Segment Start: PROVIDED DATA
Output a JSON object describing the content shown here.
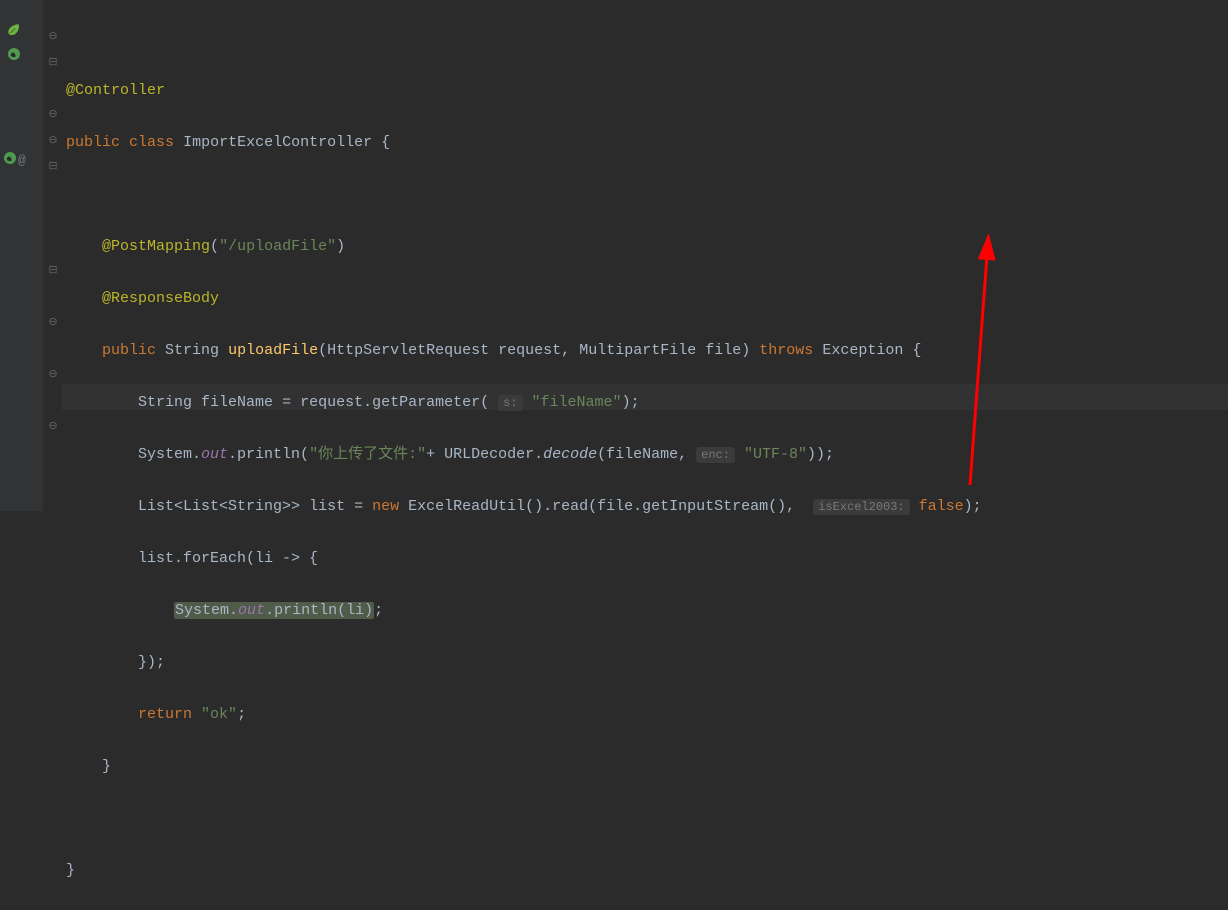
{
  "code": {
    "annotation_controller": "@Controller",
    "public": "public",
    "class_kw": "class",
    "class_name": "ImportExcelController",
    "annotation_postmapping": "@PostMapping",
    "postmapping_value": "\"/uploadFile\"",
    "annotation_responsebody": "@ResponseBody",
    "return_type": "String",
    "method_name": "uploadFile",
    "param1_type": "HttpServletRequest",
    "param1_name": "request",
    "param2_type": "MultipartFile",
    "param2_name": "file",
    "throws_kw": "throws",
    "exception_type": "Exception",
    "line1_type": "String",
    "line1_var": "fileName",
    "line1_expr": "request.getParameter(",
    "hint_s": "s:",
    "line1_str": "\"fileName\"",
    "system": "System.",
    "out": "out",
    "println": ".println(",
    "line2_str1": "\"你上传了文件:\"",
    "line2_plus": "+ URLDecoder.",
    "decode": "decode",
    "line2_call2": "(fileName,",
    "hint_enc": "enc:",
    "line2_str2": "\"UTF-8\"",
    "list_type": "List<List<String>>",
    "list_var": "list",
    "new_kw": "new",
    "excel_util": "ExcelReadUtil().read(file.getInputStream(),",
    "hint_excel": "isExcel2003:",
    "false_kw": "false",
    "foreach": "list.forEach(li -> {",
    "println_li": "(li)",
    "foreach_close": "});",
    "return_kw": "return",
    "return_val": "\"ok\"",
    "brace_open": "{",
    "brace_close": "}",
    "semicolon": ";",
    "paren_close": ")",
    "paren_close_semi": ");",
    "paren_open": "(",
    "eq": " = "
  }
}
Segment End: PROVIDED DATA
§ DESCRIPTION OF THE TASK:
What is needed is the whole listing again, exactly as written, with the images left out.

§ SOLUTION TO THIS EXERCISE:
Output a JSON object describing the content shown here.
{
  "code": {
    "annotation_controller": "@Controller",
    "public": "public",
    "class_kw": "class",
    "class_name": "ImportExcelController",
    "annotation_postmapping": "@PostMapping",
    "postmapping_value": "\"/uploadFile\"",
    "annotation_responsebody": "@ResponseBody",
    "return_type": "String",
    "method_name": "uploadFile",
    "param1_type": "HttpServletRequest",
    "param1_name": "request",
    "param2_type": "MultipartFile",
    "param2_name": "file",
    "throws_kw": "throws",
    "exception_type": "Exception",
    "line1_type": "String",
    "line1_var": "fileName",
    "line1_expr": "request.getParameter(",
    "hint_s": "s:",
    "line1_str": "\"fileName\"",
    "system": "System.",
    "out": "out",
    "println": ".println(",
    "line2_str1": "\"你上传了文件:\"",
    "line2_plus": "+ URLDecoder.",
    "decode": "decode",
    "line2_call2": "(fileName,",
    "hint_enc": "enc:",
    "line2_str2": "\"UTF-8\"",
    "list_type": "List<List<String>>",
    "list_var": "list",
    "new_kw": "new",
    "excel_util": "ExcelReadUtil().read(file.getInputStream(),",
    "hint_excel": "isExcel2003:",
    "false_kw": "false",
    "foreach": "list.forEach(li -> {",
    "println_li": "(li)",
    "foreach_close": "});",
    "return_kw": "return",
    "return_val": "\"ok\"",
    "brace_open": "{",
    "brace_close": "}",
    "semicolon": ";",
    "paren_close": ")",
    "paren_close_semi": ");",
    "paren_open": "(",
    "eq": " = "
  }
}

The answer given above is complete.